Check every line of the entries below for the word "amount", and copy the ones that have it.

(Stored items from a collection)

# # # # # # #

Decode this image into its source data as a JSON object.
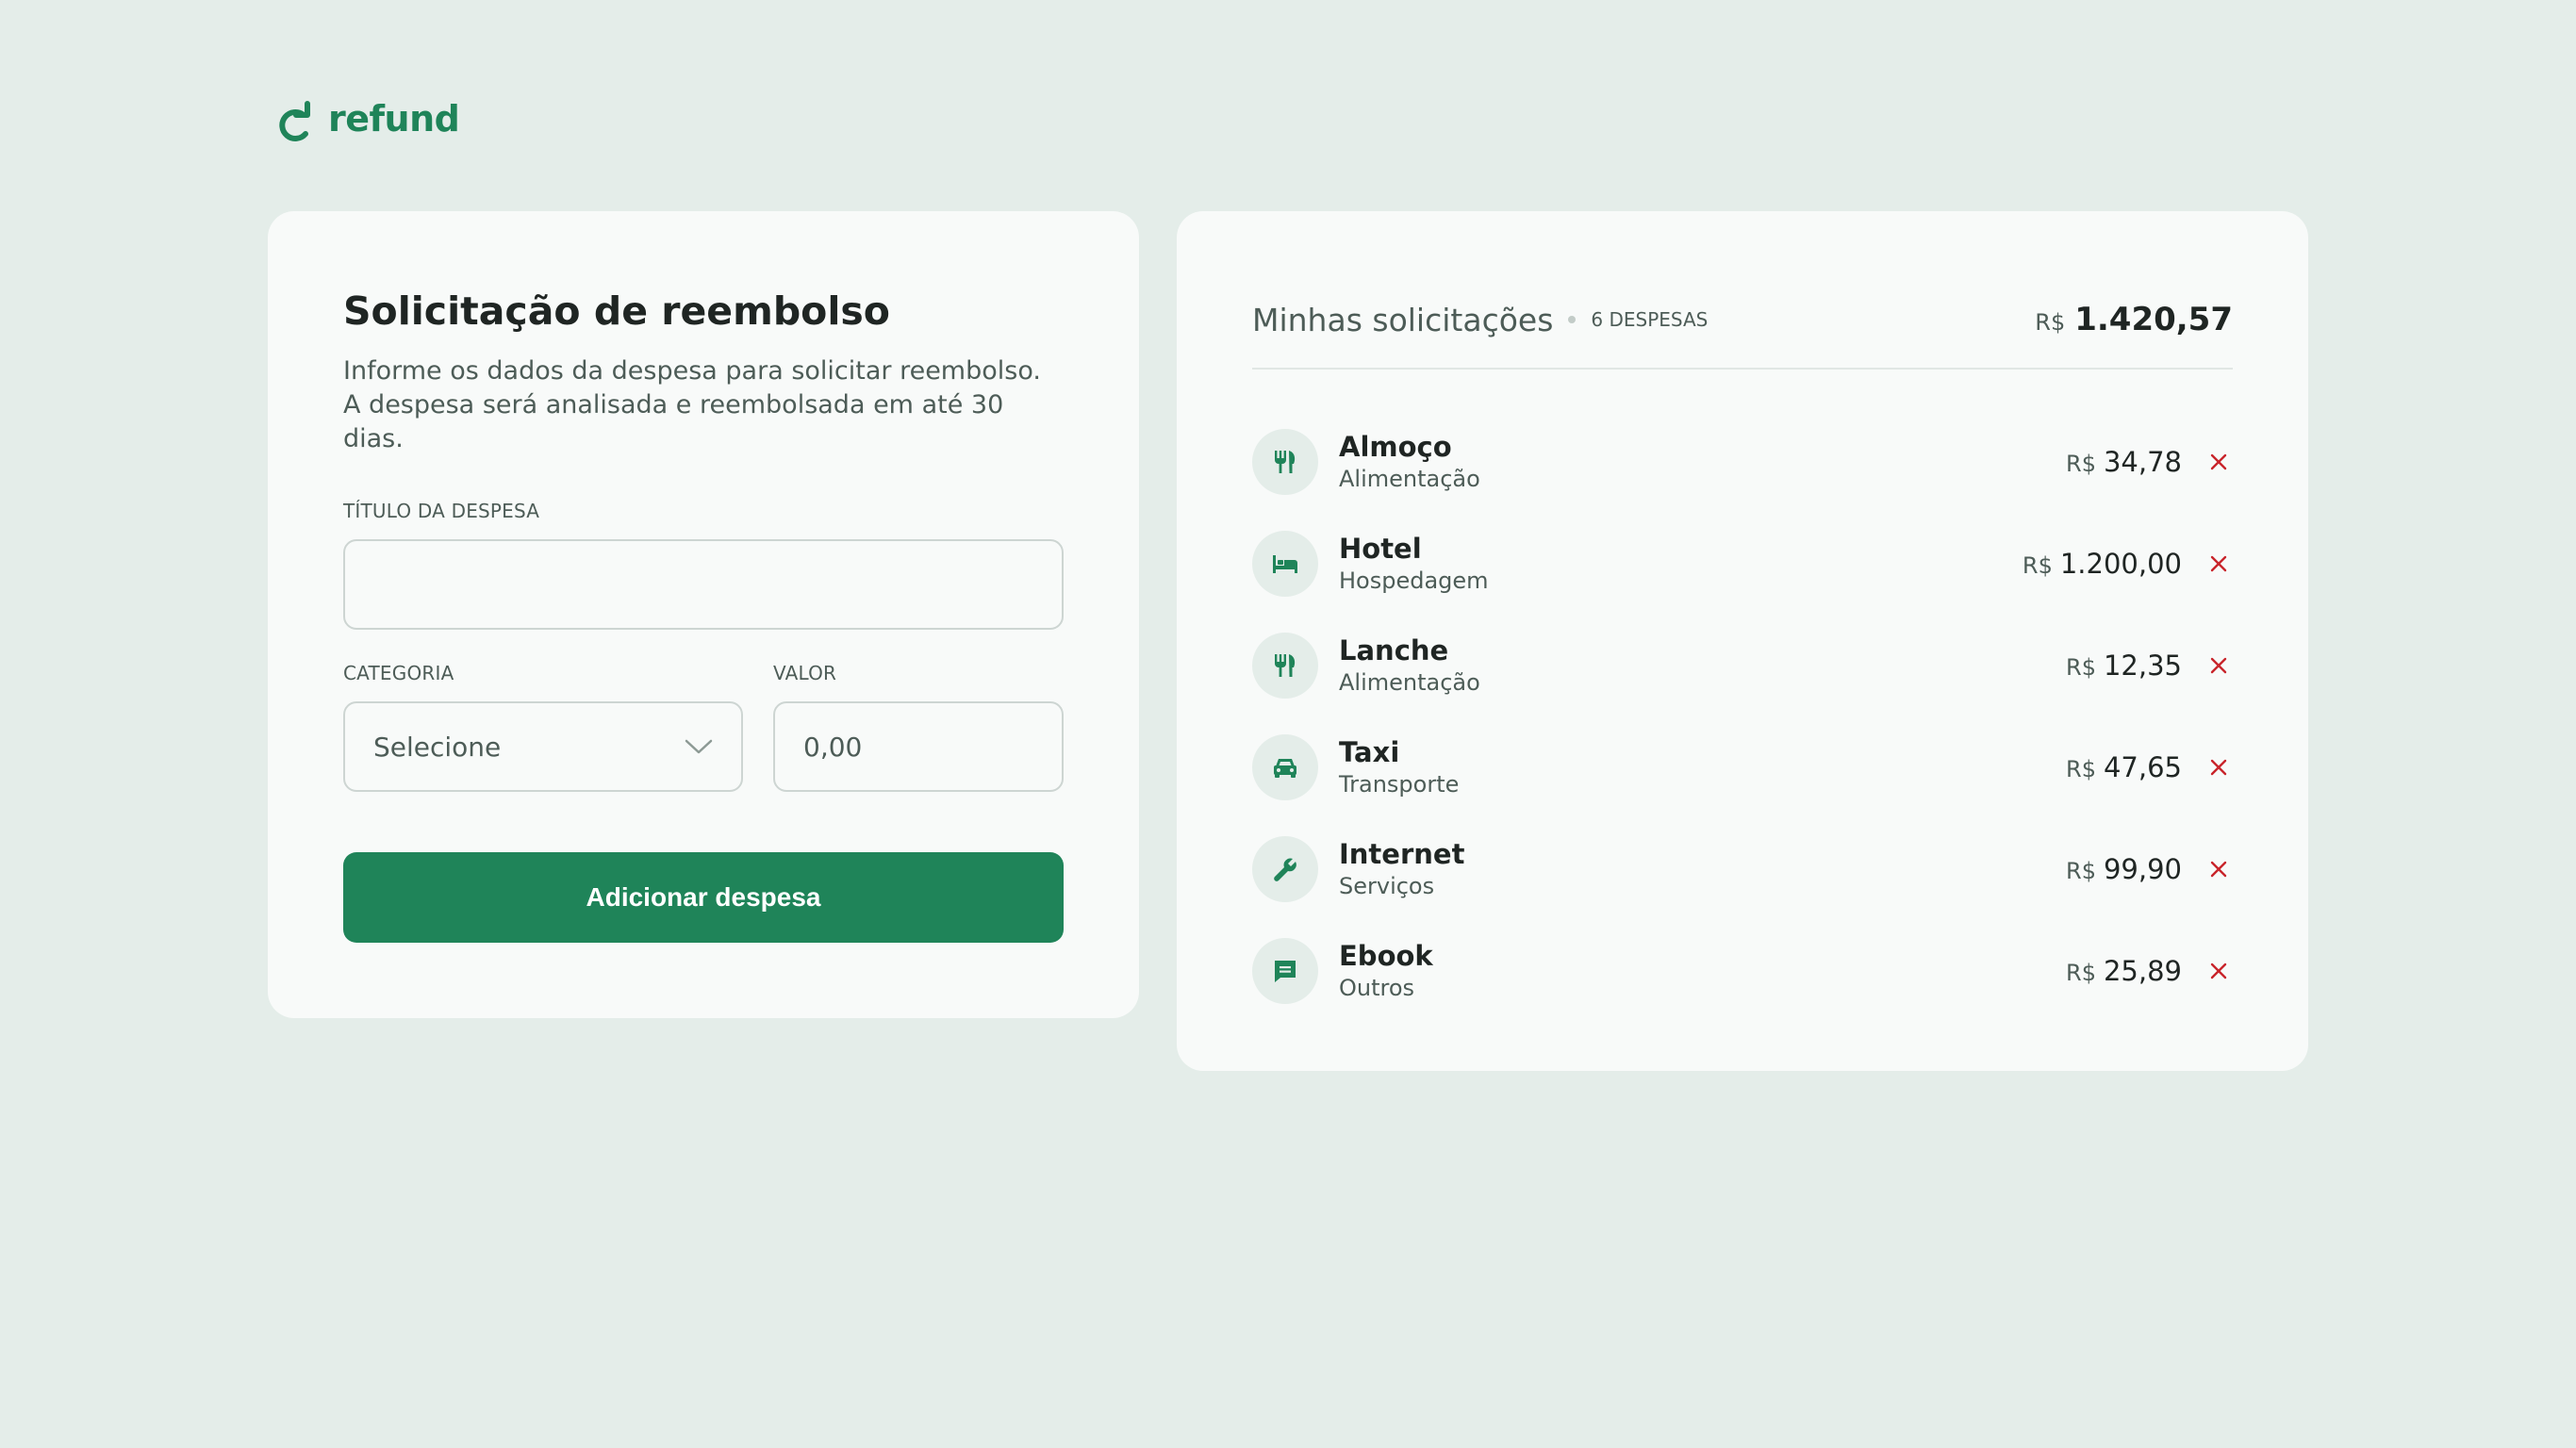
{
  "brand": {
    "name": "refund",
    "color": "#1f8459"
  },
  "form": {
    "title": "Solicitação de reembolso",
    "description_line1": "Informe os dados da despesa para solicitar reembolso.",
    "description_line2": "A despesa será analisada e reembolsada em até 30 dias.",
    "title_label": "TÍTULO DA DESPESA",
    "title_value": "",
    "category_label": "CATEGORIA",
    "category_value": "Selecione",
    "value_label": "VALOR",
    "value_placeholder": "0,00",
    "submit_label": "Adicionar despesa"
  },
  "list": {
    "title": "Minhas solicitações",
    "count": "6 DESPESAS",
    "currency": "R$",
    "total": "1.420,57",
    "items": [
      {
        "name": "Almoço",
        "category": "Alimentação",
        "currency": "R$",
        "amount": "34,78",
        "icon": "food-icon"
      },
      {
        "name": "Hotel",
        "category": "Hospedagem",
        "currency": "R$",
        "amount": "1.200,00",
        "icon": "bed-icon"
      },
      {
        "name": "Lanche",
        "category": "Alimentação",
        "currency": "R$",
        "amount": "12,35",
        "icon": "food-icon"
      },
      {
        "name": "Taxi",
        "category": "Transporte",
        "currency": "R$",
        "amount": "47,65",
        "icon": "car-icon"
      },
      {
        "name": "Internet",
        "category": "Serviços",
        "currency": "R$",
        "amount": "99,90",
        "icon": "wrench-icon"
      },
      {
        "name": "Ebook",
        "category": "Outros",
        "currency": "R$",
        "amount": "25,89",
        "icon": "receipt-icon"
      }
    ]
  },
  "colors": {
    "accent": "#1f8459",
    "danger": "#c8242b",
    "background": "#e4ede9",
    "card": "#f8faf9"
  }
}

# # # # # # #

Expected output »
        "amount": "34,78",
        "amount": "1.200,00",
        "amount": "12,35",
        "amount": "47,65",
        "amount": "99,90",
        "amount": "25,89",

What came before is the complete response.